All data listed above were queried by image VTC to get the requested data. These data were then saved as metadata associated with the image and in the Level 0 image FITS header.
With the raw image and correlated ancillary data in hand for each image, the Level 0 FITS image is created as follows:
The event table provides start and stop times for science scans, and with them a unique scan ID for that scan. The scan ID was derived as follows:
For example, suppose the PEF lists the orbit number as 1506.5 after a particular SEP crossing. The half-orbit number is 3013. The second scan that starts in this would produce the scan ID 03013b.
"Frame numbers" (a frame is an image and associated
were assigned to each image based on the
time elapsed from start of the scan (as recorded
in the event table) to the start of the image's exposure in
integer counts of 10 second bins as follows:
Some of the metadata associated with each Level 0 frame were written to the Frame Index, a set of RDBMS tables that tracked important image information and the progress of every frame as it was processed. The key data in the Frame Index are:
The image center position, spatial bin, and frame time columns were indexed.
Subsequent processing, such as by the Scan/Frame Pipeline, updated other columns in the Frame Index to track processing progress and record QA data.
Ingest of the image telemetry packet stream occasionally generated errors due to packets being corrupted or lost in transmission. When this happened, the corrupted image was discarded and processing continued after resyncing to the start of the next image in the stream. All complete images not affected by corruption were ultimately extracted from a telemetry file.
Frame accounting was done on an ongoing basis to ensure there were no major communication problems. This accounting was entirely advisory as it was not possible for the WSDC to initiate any actions to retrieve missing data.
When frame images were lost in communication from the satellite to the WSDC, they were often, but not always, retransmitted by an automated accounting process at MOS. Thus images for a given scan may occur not only separated into multiple deliveries but out of order. In any given ingest run it was therefore impossible to know what missing frame data in a scan might ultimately appear. Thus frame accounting could only be done well after ingest completed, when no more frames for a scan could be downlinked.
Counting missing frame data was done in a few different ways:
The Scan Pipeline was started for every scan which had all expected frames, or for which a drop-dead time interval since the last frame to be received had passed. The Scan Pipeline would in turn start an instance of the Frame Pipeline for every frame with Level 0 image data.
Ingest created the output directories for frames known to be present in the scan and the Frame Pipeline linked to the Level 0 images for that frame and copied ingest meta-data. These, the Frame Index, and static calibration data form the prerequisites for Scan/Frame processing.
Meta-data files recording detailed information for all frames received was saved with the Level 0 archive and in the Scan/Frame Pipeline processing directories.

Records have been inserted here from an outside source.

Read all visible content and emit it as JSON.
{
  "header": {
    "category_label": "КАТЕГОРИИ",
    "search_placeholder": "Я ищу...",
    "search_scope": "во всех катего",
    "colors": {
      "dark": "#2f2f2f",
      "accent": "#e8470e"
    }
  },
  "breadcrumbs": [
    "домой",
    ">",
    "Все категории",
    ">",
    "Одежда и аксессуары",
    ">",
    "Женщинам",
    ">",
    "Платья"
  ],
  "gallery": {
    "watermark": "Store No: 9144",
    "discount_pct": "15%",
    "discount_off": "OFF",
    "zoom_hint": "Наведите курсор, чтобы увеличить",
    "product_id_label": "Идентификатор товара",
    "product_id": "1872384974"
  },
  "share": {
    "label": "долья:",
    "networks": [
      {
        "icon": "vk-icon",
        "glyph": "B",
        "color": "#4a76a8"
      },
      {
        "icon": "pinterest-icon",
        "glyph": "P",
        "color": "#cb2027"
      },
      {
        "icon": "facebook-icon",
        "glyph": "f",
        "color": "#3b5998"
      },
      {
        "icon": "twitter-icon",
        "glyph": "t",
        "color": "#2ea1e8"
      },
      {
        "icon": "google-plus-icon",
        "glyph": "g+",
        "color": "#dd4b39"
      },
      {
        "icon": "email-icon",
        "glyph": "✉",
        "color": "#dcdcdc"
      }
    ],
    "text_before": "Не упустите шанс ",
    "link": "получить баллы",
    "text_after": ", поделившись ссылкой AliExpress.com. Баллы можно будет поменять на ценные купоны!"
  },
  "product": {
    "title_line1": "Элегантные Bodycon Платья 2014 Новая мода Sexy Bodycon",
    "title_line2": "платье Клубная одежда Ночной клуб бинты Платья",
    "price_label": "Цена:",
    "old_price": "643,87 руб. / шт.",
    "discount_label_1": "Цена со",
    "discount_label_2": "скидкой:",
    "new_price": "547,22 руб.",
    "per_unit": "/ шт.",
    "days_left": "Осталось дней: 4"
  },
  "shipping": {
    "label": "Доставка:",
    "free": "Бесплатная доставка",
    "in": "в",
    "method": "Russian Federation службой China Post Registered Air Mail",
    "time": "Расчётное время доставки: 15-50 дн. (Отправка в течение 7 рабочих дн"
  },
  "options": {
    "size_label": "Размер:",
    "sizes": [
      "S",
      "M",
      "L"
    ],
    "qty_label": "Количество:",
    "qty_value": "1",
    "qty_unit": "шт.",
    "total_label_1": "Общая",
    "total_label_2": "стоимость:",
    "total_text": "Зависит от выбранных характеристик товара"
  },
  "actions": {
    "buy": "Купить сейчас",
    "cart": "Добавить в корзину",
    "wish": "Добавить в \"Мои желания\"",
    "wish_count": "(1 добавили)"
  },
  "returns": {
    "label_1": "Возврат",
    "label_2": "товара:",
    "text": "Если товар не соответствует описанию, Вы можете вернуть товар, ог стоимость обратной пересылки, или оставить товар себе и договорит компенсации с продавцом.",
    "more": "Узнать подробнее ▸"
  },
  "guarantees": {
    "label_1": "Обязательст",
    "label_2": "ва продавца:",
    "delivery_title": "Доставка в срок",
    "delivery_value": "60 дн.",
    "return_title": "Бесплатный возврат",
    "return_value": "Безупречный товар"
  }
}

For each delivery, the ingest process started one Quicklook pipeline to run on approximately 100 frames per delivery to get an immediate, preliminary look at data quality. Frames were selected based on the sky location exposed, statistical properties, calibrators in-field, and observation time,a s well as a population of random frames. The selection criteria were meant to emphasize frames that will give clean PSF measurements to confirm that the scan mirror is in sync with our scan rate.
The Quicklook Pipeline is the Scan Pipeline with command-line parameters set such that:
A composite PSF was generated by Quicklook combining data from all the frames selected, and its properties were evaluated to confirm scan synchronization.
Last update: 2012 March 15